Your goal: Your answer must be every line of the data below that holds the string "ffmpeg", copied exactly.
** Materials provided follows **
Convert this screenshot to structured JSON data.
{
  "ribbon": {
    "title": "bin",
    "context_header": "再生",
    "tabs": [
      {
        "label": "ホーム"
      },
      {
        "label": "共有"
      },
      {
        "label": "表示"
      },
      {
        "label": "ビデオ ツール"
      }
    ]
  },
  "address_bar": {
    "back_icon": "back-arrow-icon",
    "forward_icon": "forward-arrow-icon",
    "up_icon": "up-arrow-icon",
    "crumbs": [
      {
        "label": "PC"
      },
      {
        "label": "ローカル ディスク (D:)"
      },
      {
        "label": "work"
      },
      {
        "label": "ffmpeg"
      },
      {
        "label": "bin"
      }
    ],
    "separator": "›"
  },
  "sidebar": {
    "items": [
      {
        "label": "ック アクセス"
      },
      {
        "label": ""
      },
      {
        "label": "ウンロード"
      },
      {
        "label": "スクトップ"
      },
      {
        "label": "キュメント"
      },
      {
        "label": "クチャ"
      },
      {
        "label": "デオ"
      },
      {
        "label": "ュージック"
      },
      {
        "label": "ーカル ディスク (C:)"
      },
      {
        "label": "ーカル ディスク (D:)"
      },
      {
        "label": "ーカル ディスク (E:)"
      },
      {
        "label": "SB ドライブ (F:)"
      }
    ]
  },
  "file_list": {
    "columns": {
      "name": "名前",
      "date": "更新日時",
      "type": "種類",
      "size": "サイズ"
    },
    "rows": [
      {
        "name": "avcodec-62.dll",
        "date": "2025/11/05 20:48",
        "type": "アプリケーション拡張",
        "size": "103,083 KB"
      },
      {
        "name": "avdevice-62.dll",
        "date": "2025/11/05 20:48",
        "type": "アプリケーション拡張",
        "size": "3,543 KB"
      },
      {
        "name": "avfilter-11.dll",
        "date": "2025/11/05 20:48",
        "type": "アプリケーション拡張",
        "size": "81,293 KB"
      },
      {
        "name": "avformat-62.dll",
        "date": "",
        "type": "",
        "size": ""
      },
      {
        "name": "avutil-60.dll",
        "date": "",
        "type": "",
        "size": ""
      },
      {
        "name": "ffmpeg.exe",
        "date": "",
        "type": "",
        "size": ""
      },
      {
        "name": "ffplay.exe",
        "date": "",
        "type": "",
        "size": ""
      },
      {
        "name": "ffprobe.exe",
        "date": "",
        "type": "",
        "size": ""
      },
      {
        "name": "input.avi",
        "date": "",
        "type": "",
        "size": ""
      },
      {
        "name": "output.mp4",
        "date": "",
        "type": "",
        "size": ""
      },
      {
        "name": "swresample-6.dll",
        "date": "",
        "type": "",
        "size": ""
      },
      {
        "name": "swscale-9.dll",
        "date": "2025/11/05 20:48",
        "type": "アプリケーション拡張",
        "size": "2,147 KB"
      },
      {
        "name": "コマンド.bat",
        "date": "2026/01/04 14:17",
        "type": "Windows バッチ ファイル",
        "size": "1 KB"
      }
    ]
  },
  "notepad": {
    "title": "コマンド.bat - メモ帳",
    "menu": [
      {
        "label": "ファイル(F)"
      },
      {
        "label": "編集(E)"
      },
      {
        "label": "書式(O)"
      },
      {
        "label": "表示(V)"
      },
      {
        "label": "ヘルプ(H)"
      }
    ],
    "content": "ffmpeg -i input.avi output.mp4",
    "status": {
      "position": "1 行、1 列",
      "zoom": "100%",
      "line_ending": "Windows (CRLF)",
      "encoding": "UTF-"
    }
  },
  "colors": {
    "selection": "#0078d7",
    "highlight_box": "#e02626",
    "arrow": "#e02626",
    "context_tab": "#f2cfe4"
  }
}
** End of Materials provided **
Exercise solution:
        "label": "ffmpeg"
        "name": "ffmpeg.exe",
    "content": "ffmpeg -i input.avi output.mp4",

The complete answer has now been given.